Adapted suicide safety plans to address self‑harm, suicidal ideation, and suicide behaviours in autistic adults: Protocol for a pilot randomised controlled trial
Rodgers, J., Goodwin, J., Nielsen, E., Bhattarai, N., Heslop, P., Kharatikoopaei, E., ... & Cassidy, S.

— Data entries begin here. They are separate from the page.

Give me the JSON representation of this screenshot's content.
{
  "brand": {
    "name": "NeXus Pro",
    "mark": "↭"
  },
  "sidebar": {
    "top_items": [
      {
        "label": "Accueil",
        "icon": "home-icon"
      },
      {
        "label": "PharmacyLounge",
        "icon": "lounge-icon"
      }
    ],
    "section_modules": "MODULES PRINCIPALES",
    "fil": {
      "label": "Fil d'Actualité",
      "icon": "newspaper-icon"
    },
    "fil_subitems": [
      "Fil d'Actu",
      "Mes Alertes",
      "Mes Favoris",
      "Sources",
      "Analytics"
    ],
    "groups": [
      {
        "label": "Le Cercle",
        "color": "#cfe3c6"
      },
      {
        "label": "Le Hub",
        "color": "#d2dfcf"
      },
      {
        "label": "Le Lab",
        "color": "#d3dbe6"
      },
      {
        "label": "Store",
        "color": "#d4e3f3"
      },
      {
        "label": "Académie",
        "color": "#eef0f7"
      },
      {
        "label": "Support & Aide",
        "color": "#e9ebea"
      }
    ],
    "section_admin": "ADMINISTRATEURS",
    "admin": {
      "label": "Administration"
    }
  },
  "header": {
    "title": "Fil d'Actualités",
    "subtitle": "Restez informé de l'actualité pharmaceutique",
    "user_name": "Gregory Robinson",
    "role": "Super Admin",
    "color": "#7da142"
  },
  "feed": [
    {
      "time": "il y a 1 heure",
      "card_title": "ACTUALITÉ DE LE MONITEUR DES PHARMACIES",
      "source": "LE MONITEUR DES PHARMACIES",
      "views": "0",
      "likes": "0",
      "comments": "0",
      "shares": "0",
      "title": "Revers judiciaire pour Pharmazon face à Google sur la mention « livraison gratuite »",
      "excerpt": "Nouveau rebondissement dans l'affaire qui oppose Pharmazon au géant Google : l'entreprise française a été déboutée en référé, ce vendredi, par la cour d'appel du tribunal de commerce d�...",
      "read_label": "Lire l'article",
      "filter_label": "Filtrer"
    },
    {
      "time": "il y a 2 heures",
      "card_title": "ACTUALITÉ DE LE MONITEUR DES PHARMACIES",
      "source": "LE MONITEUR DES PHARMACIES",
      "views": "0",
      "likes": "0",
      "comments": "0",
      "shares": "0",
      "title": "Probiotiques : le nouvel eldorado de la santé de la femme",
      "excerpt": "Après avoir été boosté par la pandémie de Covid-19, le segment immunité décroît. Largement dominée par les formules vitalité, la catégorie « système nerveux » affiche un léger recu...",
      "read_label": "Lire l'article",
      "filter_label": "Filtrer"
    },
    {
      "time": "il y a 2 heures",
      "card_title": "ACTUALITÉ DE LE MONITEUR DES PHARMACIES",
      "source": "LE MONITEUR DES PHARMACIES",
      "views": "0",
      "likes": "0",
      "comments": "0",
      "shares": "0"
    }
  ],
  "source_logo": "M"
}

Background Suicide prevention is a national priority for the UK government. Autistic people are at greater risk of experiencing self-harm and suicidal thoughts and behaviours than the general population. Safety plans are widely used in suicide prevention but have not yet been designed with and for autistic people. We developed the first safety plan specifically targeting suicidality in autistic adults: the Autism Adapted Safety Plan (AASP). It consists of a prioritised list of hierarchical steps that can be used prior to or during a crisis to mitigate risk of self-harm and suicidal behaviour. This is a pilot study that aims to assess the feasibility and acceptability of the AASPs and the research processes, including the response rates, potential barriers and reach of AASPs, methods of recruitment, what comprises usual care, and economic evaluation methods/tools. Methods This is an external pilot randomised controlled trial of a suicide prevention tool aimed at mitigating the risk of self-harm and suicidal behaviour in autistic adults: AASPs. Participants will be assessed at baseline and followed up 1 month and 6 months later. Assessments include questions about self-harm, suicidality, service use, and their experience of the AASP/taking part in the study. Autistic adults who have a clinical autism diagnosis and self-reported history of self-harm, suicidal thoughts, or suicidal behaviours within the last 6 months will be invited to take part in the study. Informed consent will be obtained. Participants will be recruited via community and third sector services (including community settings, autism charities, and mental health charities). They may also “self-refer” into the study through social media recruitment and word of mouth. Ninety participants will be randomised to either develop an AASP or receive their usual care in a 1:1 ratio. Discussion The present study will provide an evaluation of the suitability of the processes that would be undertaken in a larger definitive study, including recruitment, randomisation, methods, questionnaires, outcome measures, treatment, and follow-up assessments.